But is censorship truly impossible in Web 3.0? While it’s true that decentralized networks are more resistant to censorship than centralized ones, there are still ways that governments and other powerful entities could potentially control access to Web 3.0 applications. In this article, we will explore the different approaches that have been taken to censor or limit access to Web 3.0 content, and examine the effectiveness of these methods in practice.

One approach to censorship in Web 3.0 is to target the infrastructure that supports the network. For example, if a government were able to take control of a key node in the network, they could potentially block access to certain applications or content. This approach has been tried in the past with centralized networks like the Tor network, but it’s less effective with decentralized networks because there are multiple nodes that can act as gateways and distribute data across the network.

Another approach is to target individual users or groups of users who are suspected of accessing or spreading illegal or unwanted content. This could involve monitoring user activity on the network, or using more advanced techniques like blockchain analysis to track transactions and identify potential threats. While this approach has some success in centralized networks, it’s also highly controversial and raises privacy concerns.

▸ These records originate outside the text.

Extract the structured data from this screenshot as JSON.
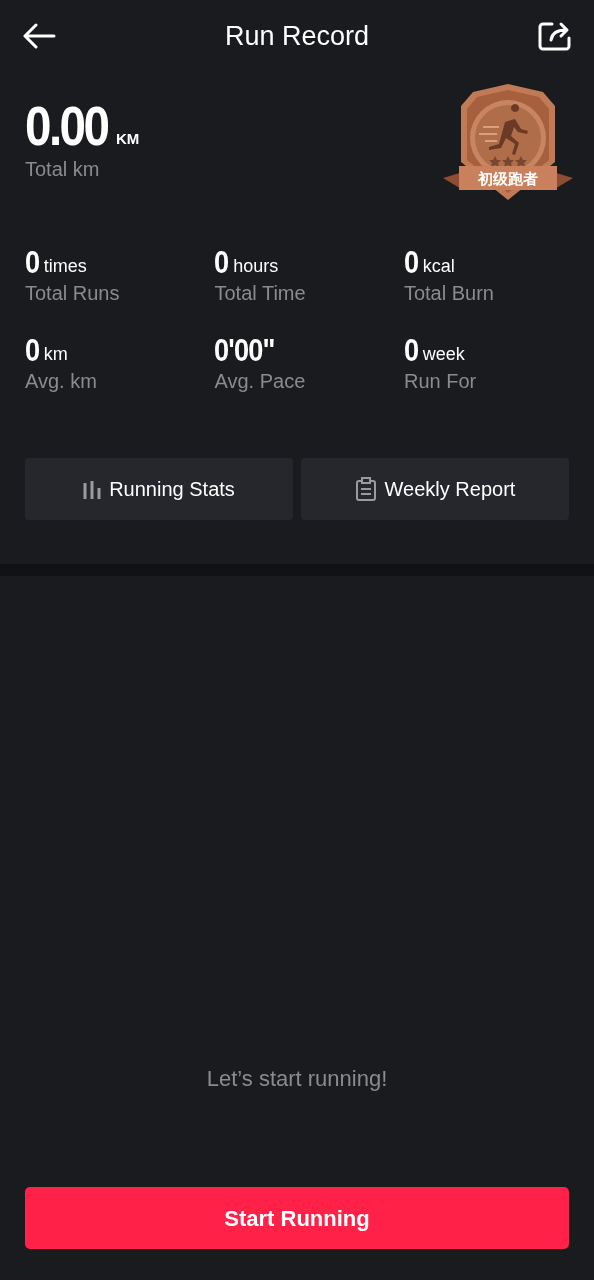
{
  "header": {
    "title": "Run Record"
  },
  "total": {
    "value": "0.00",
    "unit": "KM",
    "label": "Total km"
  },
  "badge": {
    "label": "初级跑者"
  },
  "stats": [
    {
      "value": "0",
      "unit": "times",
      "label": "Total Runs"
    },
    {
      "value": "0",
      "unit": "hours",
      "label": "Total Time"
    },
    {
      "value": "0",
      "unit": "kcal",
      "label": "Total Burn"
    },
    {
      "value": "0",
      "unit": "km",
      "label": "Avg. km"
    },
    {
      "value": "0'00\"",
      "label": "Avg. Pace"
    },
    {
      "value": "0",
      "unit": "week",
      "label": "Run For"
    }
  ],
  "actions": [
    {
      "kind": "stats",
      "label": "Running Stats"
    },
    {
      "kind": "report",
      "label": "Weekly Report"
    }
  ],
  "empty_message": "Let’s start running!",
  "start_button": "Start Running"
}
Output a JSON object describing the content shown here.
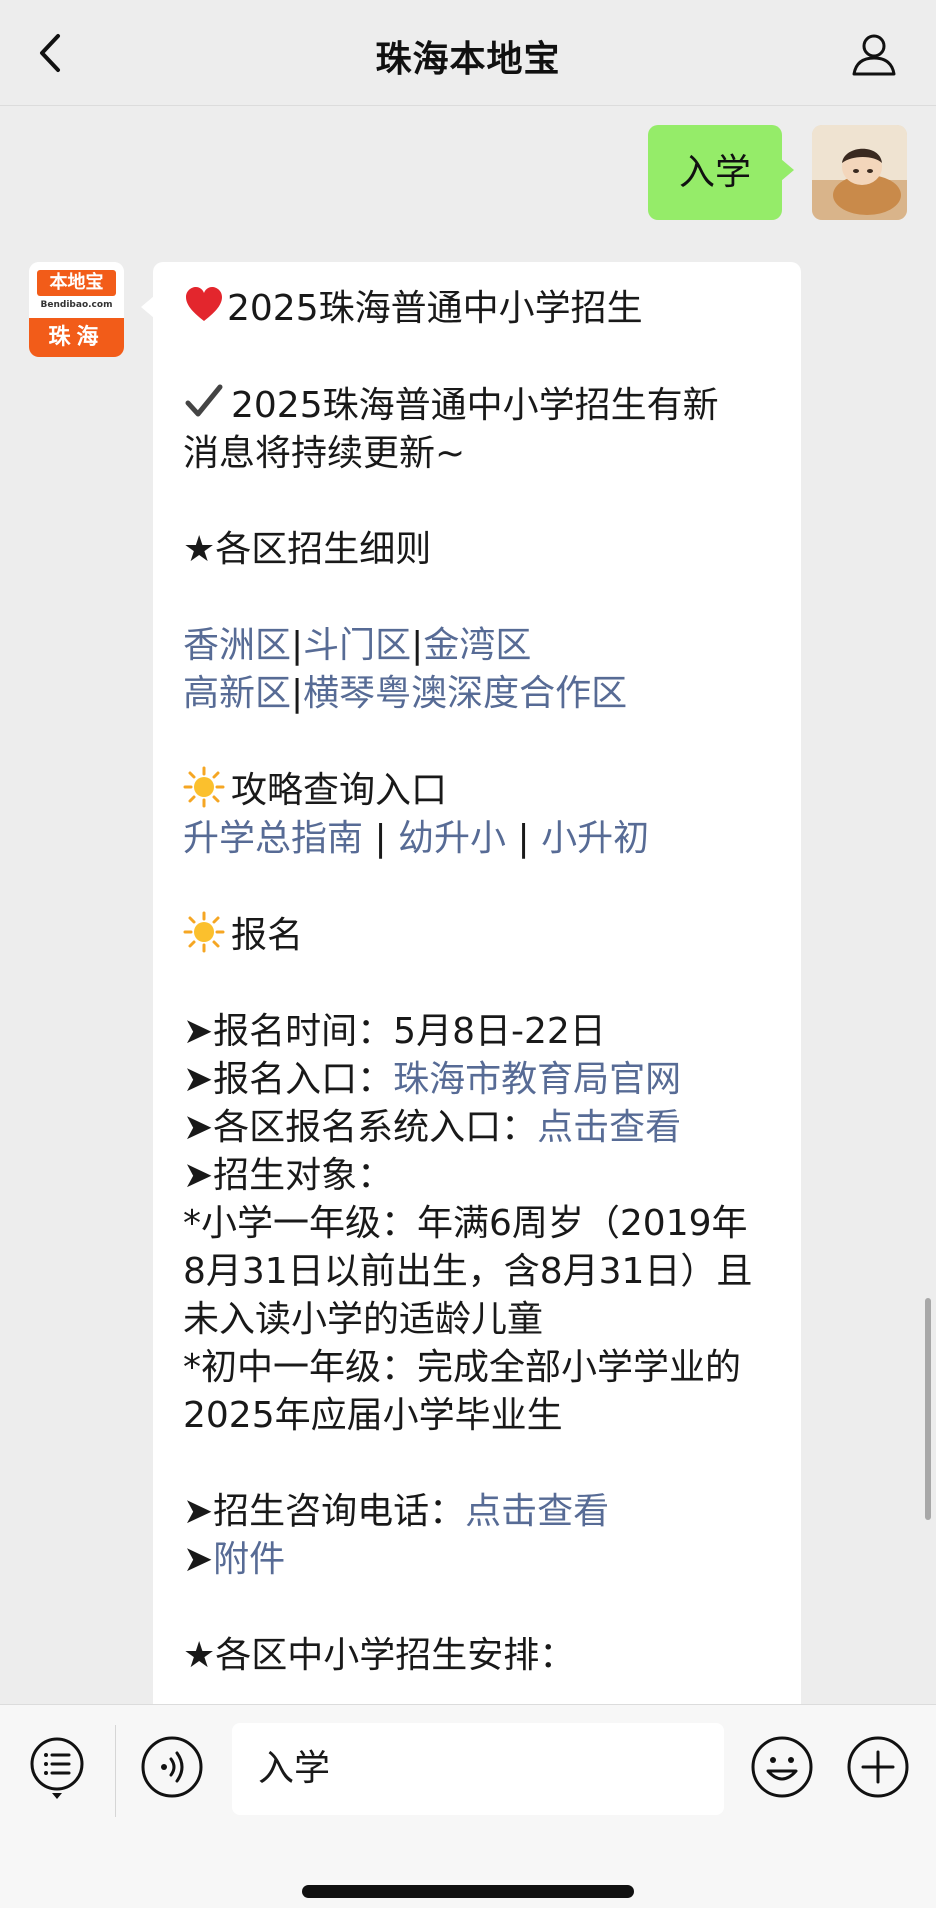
{
  "nav": {
    "title": "珠海本地宝"
  },
  "sent": {
    "text": "入学"
  },
  "bot": {
    "avatar_logo": "本地宝",
    "avatar_url": "Bendibao.com",
    "avatar_city": "珠海"
  },
  "message": {
    "title": "2025珠海普通中小学招生",
    "notice_line1": "2025珠海普通中小学招生有新",
    "notice_line2": "消息将持续更新~",
    "districts_heading": "★各区招生细则",
    "district_xiangzhou": "香洲区",
    "district_doumen": "斗门区",
    "district_jinwan": "金湾区",
    "district_gaoxin": "高新区",
    "district_hengqin": "横琴粤澳深度合作区",
    "sep": "|",
    "guide_heading": "攻略查询入口",
    "guide_total": "升学总指南",
    "guide_primary": "幼升小",
    "guide_middle": "小升初",
    "guide_sep": " | ",
    "signup_heading": "报名",
    "time_label": "➤报名时间：5月8日-22日",
    "entry_label": "➤报名入口：",
    "entry_link": "珠海市教育局官网",
    "system_label": "➤各区报名系统入口：",
    "system_link": "点击查看",
    "target_label": "➤招生对象：",
    "primary_line1": "*小学一年级：年满6周岁（2019年",
    "primary_line2": "8月31日以前出生，含8月31日）且",
    "primary_line3": "未入读小学的适龄儿童",
    "middle_line1": "*初中一年级：完成全部小学学业的",
    "middle_line2": "2025年应届小学毕业生",
    "phone_label": "➤招生咨询电话：",
    "phone_link": "点击查看",
    "attach_arrow": "➤",
    "attach_link": "附件",
    "arrange_heading": "★各区中小学招生安排："
  },
  "input": {
    "value": "入学"
  },
  "colors": {
    "bubble_sent": "#95ec69",
    "link": "#576b95",
    "brand": "#f25c19"
  }
}
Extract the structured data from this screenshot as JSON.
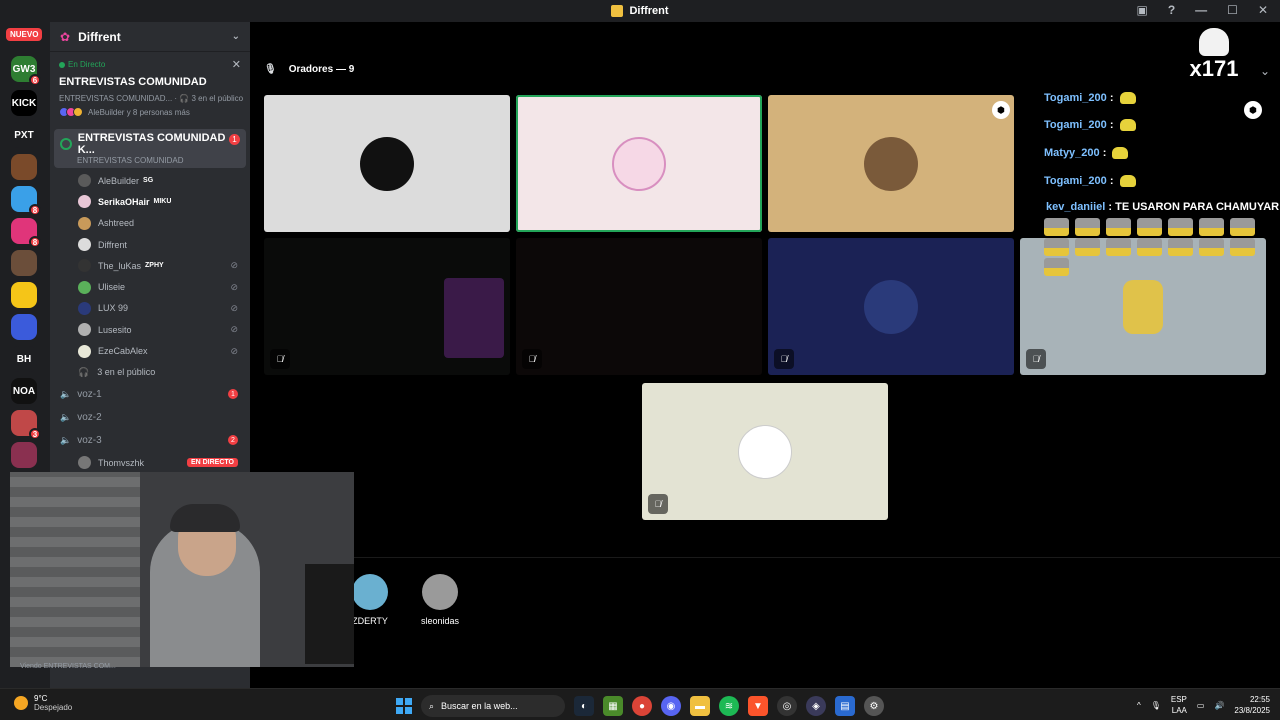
{
  "window": {
    "title": "Diffrent"
  },
  "rail": {
    "new_label": "NUEVO",
    "items": [
      {
        "text": "GW3",
        "color": "#2e7d32",
        "badge": "6"
      },
      {
        "text": "KICK",
        "color": "#000000",
        "badge": ""
      },
      {
        "text": "PXT",
        "color": "#1e1f22",
        "badge": ""
      },
      {
        "text": "",
        "color": "#7a4a2a",
        "badge": ""
      },
      {
        "text": "",
        "color": "#3aa0e8",
        "badge": "8"
      },
      {
        "text": "",
        "color": "#e0357a",
        "badge": "8"
      },
      {
        "text": "",
        "color": "#6b4e3a",
        "badge": ""
      },
      {
        "text": "",
        "color": "#f5c518",
        "badge": ""
      },
      {
        "text": "",
        "color": "#3b5bdb",
        "badge": ""
      },
      {
        "text": "BH",
        "color": "#1e1f22",
        "badge": ""
      },
      {
        "text": "NOA",
        "color": "#111111",
        "badge": ""
      },
      {
        "text": "",
        "color": "#c04848",
        "badge": "3"
      },
      {
        "text": "",
        "color": "#8a3050",
        "badge": ""
      }
    ]
  },
  "sidebar": {
    "server_name": "Diffrent",
    "live": {
      "status": "En Directo",
      "title": "ENTREVISTAS COMUNIDAD",
      "subtitle": "ENTREVISTAS COMUNIDAD...",
      "audience": "3 en el público",
      "people": "AleBuilder y 8 personas más"
    },
    "active_channel": {
      "name": "ENTREVISTAS COMUNIDAD K...",
      "sub": "ENTREVISTAS COMUNIDAD",
      "badge": "1"
    },
    "members": [
      {
        "name": "AleBuilder",
        "tag": "SG",
        "color": "#5a5a5a",
        "muted": false,
        "bright": false
      },
      {
        "name": "SerikaOHair",
        "tag": "MIKU",
        "color": "#e8c6d6",
        "muted": false,
        "bright": true
      },
      {
        "name": "Ashtreed",
        "tag": "",
        "color": "#c89a5a",
        "muted": false,
        "bright": false
      },
      {
        "name": "Diffrent",
        "tag": "",
        "color": "#dcdcdc",
        "muted": false,
        "bright": false
      },
      {
        "name": "The_luKas",
        "tag": "ZPHY",
        "color": "#333333",
        "muted": true,
        "bright": false
      },
      {
        "name": "Uliseie",
        "tag": "",
        "color": "#5ab05a",
        "muted": true,
        "bright": false
      },
      {
        "name": "LUX 99",
        "tag": "",
        "color": "#2a3a7a",
        "muted": true,
        "bright": false
      },
      {
        "name": "Lusesito",
        "tag": "",
        "color": "#b0b0b0",
        "muted": true,
        "bright": false
      },
      {
        "name": "EzeCabAlex",
        "tag": "",
        "color": "#e8e8d8",
        "muted": true,
        "bright": false
      }
    ],
    "audience_row": "3 en el público",
    "voice_channels": [
      {
        "name": "voz-1",
        "badge": "1"
      },
      {
        "name": "voz-2",
        "badge": ""
      },
      {
        "name": "voz-3",
        "badge": "2"
      }
    ],
    "streamer": {
      "name": "Thomvszhk",
      "badge": "EN DIRECTO"
    },
    "viewing": "Viendo ENTREVISTAS COM..."
  },
  "stage": {
    "speakers_label": "Oradores — 9",
    "chat": [
      {
        "user": "Togami_200",
        "sep": " :"
      },
      {
        "user": "Togami_200",
        "sep": " :"
      },
      {
        "user": "Matyy_200",
        "sep": " :"
      },
      {
        "user": "Togami_200",
        "sep": " :"
      },
      {
        "user": "kev_daniiel",
        "sep": " : TE USARON PARA CHAMUYAR"
      }
    ],
    "overlay_logo": "x171",
    "audience": [
      {
        "name": "ZDERTY",
        "color": "#6ab0d0"
      },
      {
        "name": "sleonidas",
        "color": "#9a9a9a"
      }
    ]
  },
  "taskbar": {
    "temp": "9°C",
    "weather": "Despejado",
    "search_placeholder": "Buscar en la web...",
    "lang": "ESP",
    "lang2": "LAA",
    "time": "22:55",
    "date": "23/8/2025"
  }
}
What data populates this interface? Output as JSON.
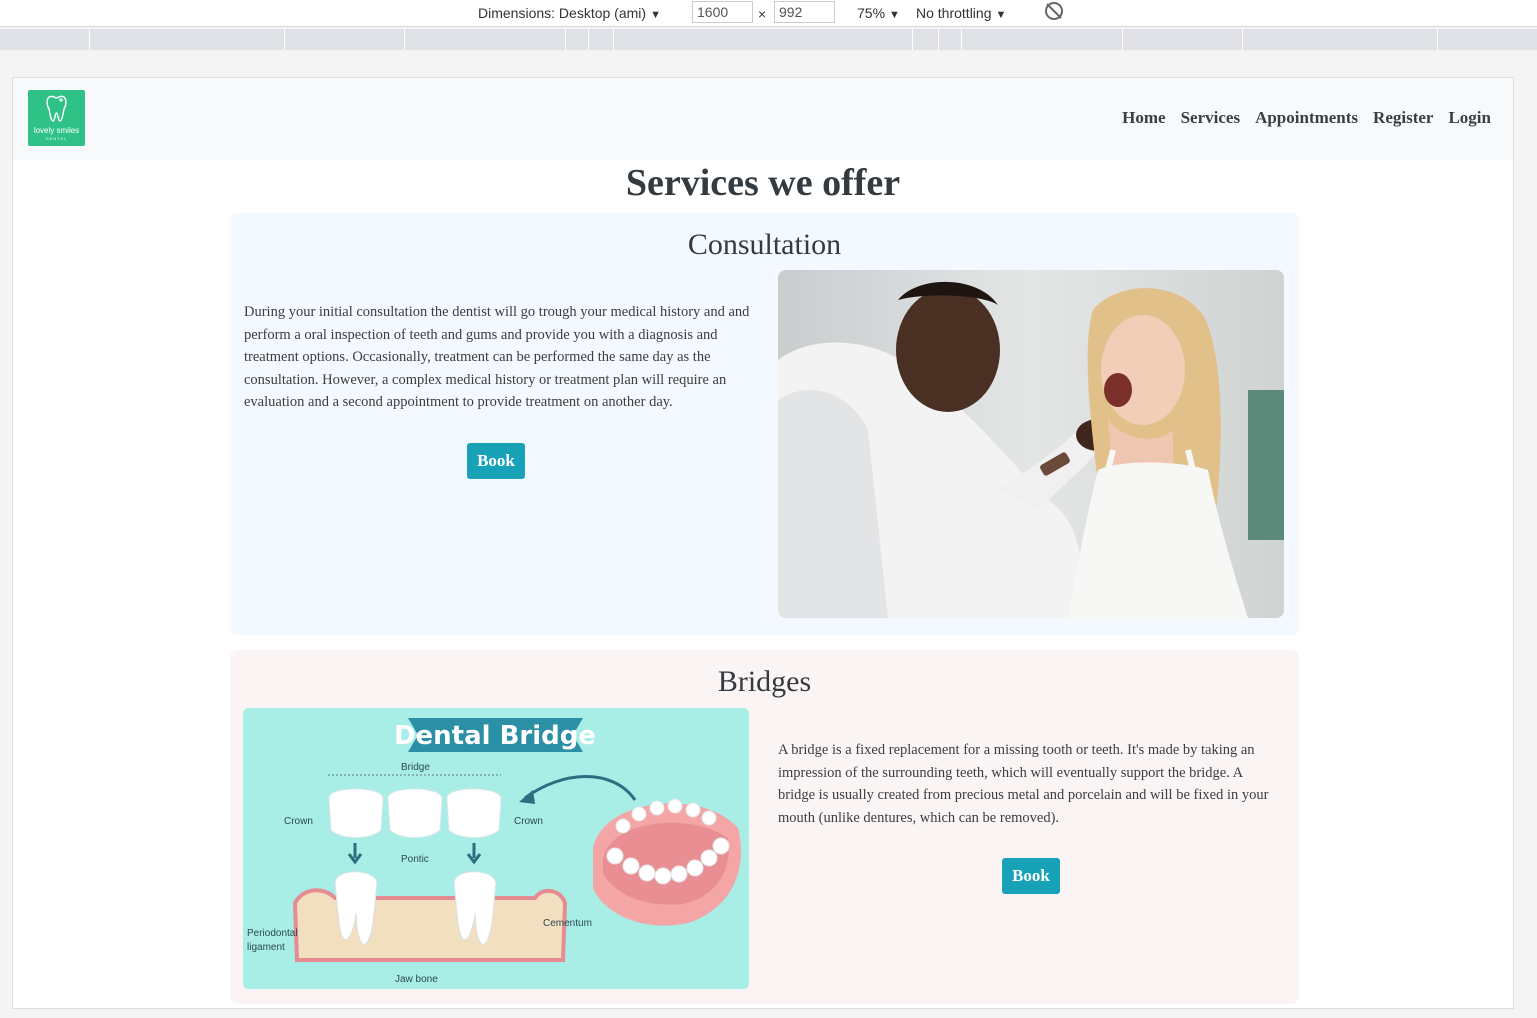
{
  "devtools": {
    "dimensions_label": "Dimensions: Desktop (ami)",
    "width_value": "1600",
    "times": "×",
    "height_value": "992",
    "zoom": "75%",
    "throttling": "No throttling"
  },
  "navbar": {
    "logo_text": "lovely smiles",
    "logo_subtext": "DENTAL",
    "links": [
      "Home",
      "Services",
      "Appointments",
      "Register",
      "Login"
    ]
  },
  "page_title": "Services we offer",
  "services": [
    {
      "title": "Consultation",
      "description": "During your initial consultation the dentist will go trough your medical history and and perform a oral inspection of teeth and gums and provide you with a diagnosis and treatment options. Occasionally, treatment can be performed the same day as the consultation. However, a complex medical history or treatment plan will require an evaluation and a second appointment to provide treatment on another day.",
      "button": "Book"
    },
    {
      "title": "Bridges",
      "description": "A bridge is a fixed replacement for a missing tooth or teeth. It's made by taking an impression of the surrounding teeth, which will eventually support the bridge. A bridge is usually created from precious metal and porcelain and will be fixed in your mouth (unlike dentures, which can be removed).",
      "button": "Book",
      "diagram": {
        "title": "Dental Bridge",
        "labels": {
          "bridge": "Bridge",
          "crown_left": "Crown",
          "crown_right": "Crown",
          "pontic": "Pontic",
          "cementum": "Cementum",
          "periodontal_1": "Periodontal",
          "periodontal_2": "ligament",
          "jaw_bone": "Jaw bone"
        }
      }
    }
  ],
  "colors": {
    "accent": "#17a2b8",
    "logo": "#2fc287",
    "card1_bg": "#f4f8ff",
    "card2_bg": "#fbf4f4"
  }
}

Finally, governments and other powerful entities could potentially use their economic influence to undermine Web 3.0 by starving it of funding or resources. This could involve cutting off funding for research and development, or making it difficult for businesses and organizations to access the tools and infrastructure they need to build decentralized applications. While this approach is less direct than censorship, it can still have a significant impact on the growth and success of Web 3.0.

Despite these challenges, many experts believe that censorship will ultimately be impossible in Web 3.0. The highly distributed nature of the network makes it difficult for any single entity to control access or content, and the use of encryption and other security measures means that even if a government were able to gain access to the network, they would not be able to easily read or manipulate data.

In conclusion, while censorship is certainly possible in Web 3.0, it’s highly unlikely to be effective in practice. As the decentralized web continues to grow and evolve, we can expect new technologies and strategies to emerge that will make it even more difficult for governments and other powerful entities to control access or content online.

You May Also Like

More From Author